A Metro Council Member has rallied support for a bill he said will help protect homeless residents in the cold weather.
Jim Shulman appeared before the Metro Homelessness Commission Friday. He sponsored a bill that would require Metro to open and operate an additional shelter when it is 32 degrees or below.
Currently, under Metro’s Cold Weather Community Response Plan, community partners like Room in the Inn, the Rescue Mission, Oasis Center and Open Table Nashville operate shelters across the city for homeless residents. Metro will only open an overflow shelter if its 25 degrees or below.
“If we have people being left out in the cold, I want to do something about it,” said Council Member Shulman. “I just want people to have a place to be safe and warm.”
During discussion at the meeting, some expressed concerns about the bill’s lack of specifics. Others said it doesn’t address costs.
However, some homeless advocates said space at the traditional shelters fills up fast, and some homeless residents don’t want to go to those locations. Shulman’s bill would provide another option.
“It would benefit the homeless community because all we want is to be in the warmth like everybody else when it’s cold,” said Howard Allen, a homeless advocate who is also the co-founder of the Nashville Homeless Underground.
Supporters also argued that the Metro Council is considering spending millions on transit and a MLS soccer stadium, and the homeless community should also be a priority.
The Metro Homelessness Commission estimated it would cost around $8,000 a night to operate the additional shelter. Based on numbers from past years, the shelter would be open 50-60 nights a year.

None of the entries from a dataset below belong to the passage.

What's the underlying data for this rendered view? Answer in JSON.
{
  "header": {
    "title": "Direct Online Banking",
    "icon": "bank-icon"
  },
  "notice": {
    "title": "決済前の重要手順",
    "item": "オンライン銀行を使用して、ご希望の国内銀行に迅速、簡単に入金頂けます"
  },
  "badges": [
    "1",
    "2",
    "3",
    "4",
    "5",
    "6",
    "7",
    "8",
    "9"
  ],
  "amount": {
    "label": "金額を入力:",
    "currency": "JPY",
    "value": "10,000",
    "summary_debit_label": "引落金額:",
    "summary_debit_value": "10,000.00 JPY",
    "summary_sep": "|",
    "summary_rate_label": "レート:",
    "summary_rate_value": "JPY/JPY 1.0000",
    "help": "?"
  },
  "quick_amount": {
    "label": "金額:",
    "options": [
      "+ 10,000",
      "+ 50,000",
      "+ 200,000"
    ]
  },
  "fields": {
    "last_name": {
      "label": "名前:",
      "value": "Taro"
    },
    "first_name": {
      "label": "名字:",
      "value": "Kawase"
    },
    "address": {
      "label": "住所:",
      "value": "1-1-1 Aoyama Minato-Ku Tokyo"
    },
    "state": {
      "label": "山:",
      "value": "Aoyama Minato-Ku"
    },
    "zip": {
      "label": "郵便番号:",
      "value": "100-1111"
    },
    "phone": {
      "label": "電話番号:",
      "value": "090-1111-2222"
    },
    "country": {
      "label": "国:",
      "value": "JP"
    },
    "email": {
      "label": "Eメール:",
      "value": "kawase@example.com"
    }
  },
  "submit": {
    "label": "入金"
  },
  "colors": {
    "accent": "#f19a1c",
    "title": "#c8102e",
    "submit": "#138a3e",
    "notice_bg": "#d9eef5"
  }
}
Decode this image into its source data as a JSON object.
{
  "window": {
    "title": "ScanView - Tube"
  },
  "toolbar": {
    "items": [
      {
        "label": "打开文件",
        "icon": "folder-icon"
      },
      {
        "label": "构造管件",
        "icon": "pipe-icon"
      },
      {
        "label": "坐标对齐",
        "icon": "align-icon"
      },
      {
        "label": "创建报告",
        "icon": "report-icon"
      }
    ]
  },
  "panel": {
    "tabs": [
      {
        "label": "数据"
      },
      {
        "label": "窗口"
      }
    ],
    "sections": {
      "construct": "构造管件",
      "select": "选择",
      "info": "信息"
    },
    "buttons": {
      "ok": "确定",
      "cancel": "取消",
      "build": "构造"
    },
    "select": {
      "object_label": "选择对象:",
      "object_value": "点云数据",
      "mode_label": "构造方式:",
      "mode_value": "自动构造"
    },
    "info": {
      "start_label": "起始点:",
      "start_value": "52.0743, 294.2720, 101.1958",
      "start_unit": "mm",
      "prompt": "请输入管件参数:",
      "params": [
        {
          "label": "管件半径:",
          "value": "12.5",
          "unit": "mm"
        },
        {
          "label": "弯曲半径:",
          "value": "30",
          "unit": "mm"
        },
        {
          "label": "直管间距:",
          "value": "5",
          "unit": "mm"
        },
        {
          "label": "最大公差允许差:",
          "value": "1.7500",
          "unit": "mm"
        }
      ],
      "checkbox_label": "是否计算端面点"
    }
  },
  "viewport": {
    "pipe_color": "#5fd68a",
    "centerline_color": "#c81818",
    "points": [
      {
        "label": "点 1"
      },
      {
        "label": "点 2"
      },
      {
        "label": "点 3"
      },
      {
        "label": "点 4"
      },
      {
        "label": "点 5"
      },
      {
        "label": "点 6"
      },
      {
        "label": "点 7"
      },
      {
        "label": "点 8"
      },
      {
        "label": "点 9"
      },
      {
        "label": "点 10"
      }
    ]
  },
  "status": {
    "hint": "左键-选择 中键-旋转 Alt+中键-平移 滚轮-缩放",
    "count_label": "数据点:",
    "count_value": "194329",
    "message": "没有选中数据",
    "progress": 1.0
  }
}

Metro’s current Cold Weather Community Response plan started in 2013, and has been adjusted each year.
The Commission planned to continue discussing the bill with community partners.
“In my mind, it can only help,” said Judith Tackett, with the Metro Homelessness Commission. “I also want to state we need to look at solutions to get people inside. Homelessness is a crisis regardless of the weather.”
Council Member Shulman’s bill will come up for a second reading at the Metro Council meeting on Nov. 7.